- BRIEF:
Return the data that follows exactly, with each line intact.

- SUPPLIED MATERIAL:
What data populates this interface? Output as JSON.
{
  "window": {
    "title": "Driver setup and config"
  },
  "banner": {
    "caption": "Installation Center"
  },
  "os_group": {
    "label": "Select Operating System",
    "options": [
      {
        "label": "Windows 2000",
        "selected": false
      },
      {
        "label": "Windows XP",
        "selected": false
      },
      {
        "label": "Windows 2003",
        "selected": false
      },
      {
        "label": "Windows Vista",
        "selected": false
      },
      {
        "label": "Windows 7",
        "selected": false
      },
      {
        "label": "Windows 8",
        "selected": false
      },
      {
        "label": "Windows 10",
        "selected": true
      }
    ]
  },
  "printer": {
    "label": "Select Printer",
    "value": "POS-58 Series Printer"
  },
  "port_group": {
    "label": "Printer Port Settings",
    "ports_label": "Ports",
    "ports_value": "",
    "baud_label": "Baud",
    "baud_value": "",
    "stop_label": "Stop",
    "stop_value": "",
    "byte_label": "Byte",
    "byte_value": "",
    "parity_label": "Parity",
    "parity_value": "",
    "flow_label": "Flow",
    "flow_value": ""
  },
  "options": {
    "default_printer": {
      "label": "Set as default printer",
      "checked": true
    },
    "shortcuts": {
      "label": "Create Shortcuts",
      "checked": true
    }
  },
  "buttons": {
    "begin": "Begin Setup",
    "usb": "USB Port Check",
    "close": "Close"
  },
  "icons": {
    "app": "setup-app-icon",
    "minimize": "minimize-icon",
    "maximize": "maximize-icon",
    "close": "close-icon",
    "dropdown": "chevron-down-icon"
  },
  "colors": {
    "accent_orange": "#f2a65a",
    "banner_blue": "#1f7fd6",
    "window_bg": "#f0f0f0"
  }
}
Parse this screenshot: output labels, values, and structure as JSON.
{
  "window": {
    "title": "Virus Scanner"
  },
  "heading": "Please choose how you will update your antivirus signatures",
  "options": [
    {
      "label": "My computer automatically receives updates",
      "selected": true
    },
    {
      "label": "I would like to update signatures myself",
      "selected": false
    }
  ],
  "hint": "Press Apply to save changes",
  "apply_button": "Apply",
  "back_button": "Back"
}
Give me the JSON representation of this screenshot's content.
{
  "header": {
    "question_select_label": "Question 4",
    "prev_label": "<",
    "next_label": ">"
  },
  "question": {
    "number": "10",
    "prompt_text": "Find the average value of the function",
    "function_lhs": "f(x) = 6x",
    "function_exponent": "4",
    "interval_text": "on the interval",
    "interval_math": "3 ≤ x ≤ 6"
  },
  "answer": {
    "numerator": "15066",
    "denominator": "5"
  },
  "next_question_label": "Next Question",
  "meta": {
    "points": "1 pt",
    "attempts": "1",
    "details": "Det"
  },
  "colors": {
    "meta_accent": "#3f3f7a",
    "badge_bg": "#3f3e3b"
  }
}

- ANSWER TO THIS PROBLEM:
What data populates this interface? Output as JSON.
{
  "window": {
    "title": "Driver setup and config"
  },
  "banner": {
    "caption": "Installation Center"
  },
  "os_group": {
    "label": "Select Operating System",
    "options": [
      {
        "label": "Windows 2000",
        "selected": false
      },
      {
        "label": "Windows XP",
        "selected": false
      },
      {
        "label": "Windows 2003",
        "selected": false
      },
      {
        "label": "Windows Vista",
        "selected": false
      },
      {
        "label": "Windows 7",
        "selected": false
      },
      {
        "label": "Windows 8",
        "selected": false
      },
      {
        "label": "Windows 10",
        "selected": true
      }
    ]
  },
  "printer": {
    "label": "Select Printer",
    "value": "POS-58 Series Printer"
  },
  "port_group": {
    "label": "Printer Port Settings",
    "ports_label": "Ports",
    "ports_value": "",
    "baud_label": "Baud",
    "baud_value": "",
    "stop_label": "Stop",
    "stop_value": "",
    "byte_label": "Byte",
    "byte_value": "",
    "parity_label": "Parity",
    "parity_value": "",
    "flow_label": "Flow",
    "flow_value": ""
  },
  "options": {
    "default_printer": {
      "label": "Set as default printer",
      "checked": true
    },
    "shortcuts": {
      "label": "Create Shortcuts",
      "checked": true
    }
  },
  "buttons": {
    "begin": "Begin Setup",
    "usb": "USB Port Check",
    "close": "Close"
  },
  "icons": {
    "app": "setup-app-icon",
    "minimize": "minimize-icon",
    "maximize": "maximize-icon",
    "close": "close-icon",
    "dropdown": "chevron-down-icon"
  },
  "colors": {
    "accent_orange": "#f2a65a",
    "banner_blue": "#1f7fd6",
    "window_bg": "#f0f0f0"
  }
}
Parse this screenshot: output labels, values, and structure as JSON.
{
  "window": {
    "title": "Virus Scanner"
  },
  "heading": "Please choose how you will update your antivirus signatures",
  "options": [
    {
      "label": "My computer automatically receives updates",
      "selected": true
    },
    {
      "label": "I would like to update signatures myself",
      "selected": false
    }
  ],
  "hint": "Press Apply to save changes",
  "apply_button": "Apply",
  "back_button": "Back"
}
Give me the JSON representation of this screenshot's content.
{
  "header": {
    "question_select_label": "Question 4",
    "prev_label": "<",
    "next_label": ">"
  },
  "question": {
    "number": "10",
    "prompt_text": "Find the average value of the function",
    "function_lhs": "f(x) = 6x",
    "function_exponent": "4",
    "interval_text": "on the interval",
    "interval_math": "3 ≤ x ≤ 6"
  },
  "answer": {
    "numerator": "15066",
    "denominator": "5"
  },
  "next_question_label": "Next Question",
  "meta": {
    "points": "1 pt",
    "attempts": "1",
    "details": "Det"
  },
  "colors": {
    "meta_accent": "#3f3f7a",
    "badge_bg": "#3f3e3b"
  }
}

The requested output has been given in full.